The power of potential


Renaissance science and the problem of overpopulation

The philosopher of the fifth century B.C. C., Anaxagoras, was a central figure in the development of the science of life in the classical Greek era. The Harvard/NASA High Energy Astrophysics Division Library has published papers arguing that this science of life is based on fractal geometric logic. During the fifth century, Saint Augustine classified such pagan life-science mathematics as the work of the devil. This effectively negated its revival until the present time when engineer Buckminster Fuller’s fractal life energy theories, derived from Plato’s banished mathematical research, were observed at work within DNA. Fuller’s work became foundational to a new life sciences medical institute established by the three 1996 Nobel laureates in Chemistry. Fuller’s worldview completely challenged the fixed worldview’s understanding of universal energy.

Plato had written that engineers who did not understand about his spiritual engineering principles were like warlike barbarians who were not fit to be called philosophers. Since ethical mathematics has been divorced from life science physics for almost sixteen hundred years, it is necessary to explain that, for centuries, well-intentioned aesthetic considerations were no real substitute for the lost principles of Greek ethical physics.
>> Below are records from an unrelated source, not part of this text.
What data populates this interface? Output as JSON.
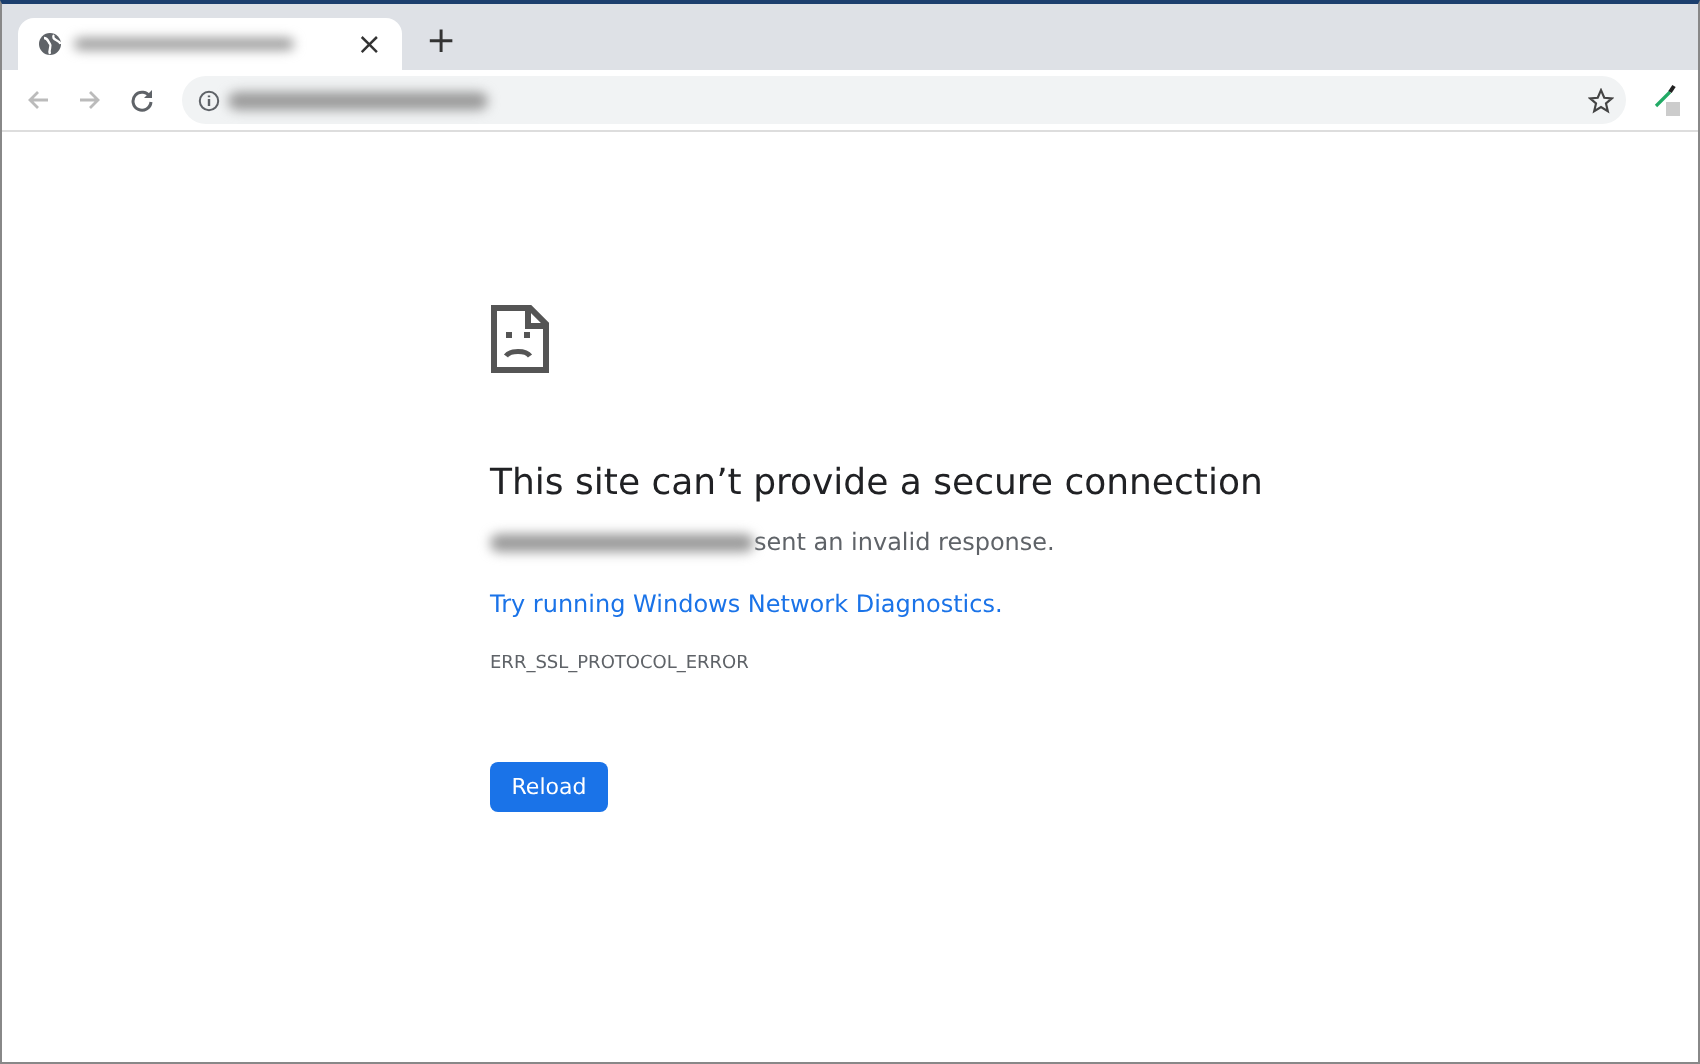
{
  "tabs": [
    {
      "selected": true,
      "close": "×"
    }
  ],
  "new_tab": "+",
  "error": {
    "title": "This site can’t provide a secure connection",
    "message": "sent an invalid response.",
    "link": "Try running Windows Network Diagnostics.",
    "code": "ERR_SSL_PROTOCOL_ERROR",
    "button": "Reload"
  }
}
This statement demands authoritative reference, as it is quite offensive to demean the honest attempts of scientists who have endeavored to act or think ethically.

In 1990, Edward Husserl’s publication on pure logic listed the mathematician Bernard Bolzano as one of the world’s greatest logicians. German scientists recently rediscovered Bolzano’s Theory of Science, which had been constructed by correcting Emmanuel Kant’s Aesthetic theories. Through computer extrapolation, they discovered that Bolzano had based his correction on fractal logic. In 1991, the Cambridge University Press published the reaction of the German scientist J. Alberto Coffa to Bolzano’s correction of Kant’s work. In the book entitled The semantic tradition from Kant to Carnap. In the Vienna Station, edited by Linda Wessels, there is the following paragraph: “Kant had not even seen these problems; Bolzano solved them. And his solutions were possible and were the source of a new approach to the content and character of a priori knowledge.” Therefore, it can be reasonably argued that Plato’s ethical principles of spiritual engineering should not have been banished from science in the first place.

Our current scientific worldview is barbaric because it is incorrectly governed by an energetic law that prohibits the existence of any science of life from being linked to the operation of universal ethics based on fractal logic. Now we can compare the old engineering logic regarding solutions to, say, the problem of overpopulation, with the new biological science of fractal logic. Thomas Malthus’s famous essay on population was based on the religious teachings of St. Thomas Aquinas, whose central idea became synonymous with the entropic second law of thermodynamics, which now governs all of science.

Charles Darwin cited Mathus’s population paper as the basis for his theory of the evolution of the life sciences. A commonly accepted entropic solution to the overpopulation problem is that nature will find a way to cull the population. On the other hand, fractal logic now presents various models of reality that allude to new technologies, providing more ethical considerations.

Animal and vegetable fatty acids combined with minerals in prehistoric clays to form liquid crystal optical mineral soaps. When subjected to cosmic radiation, crystal structures evolved, defying the logic of current entropic life science. For example, the growth of jasper crystals produces Mumford fractals. Conventional science accepts that a property of fractal logic is that it extends to infinity. Plato’s principles of spiritual or holographic optical engineering seem to have been instigated by nature for some completely unknown future purpose. Human Swarm Technology alludes to various possibilities beyond the capacity of modern science to even begin to comprehend, echoing Immanuel Kant’s inability to conceive of the problems Bolzano solved.

The population may soon inherit ethical technologies anticipated by nature to allow the population to disperse into aspects of holographic reality that have infinite potential for human survival.

Professor Roberto Pope


Your email address will not be published. Required fields are marked *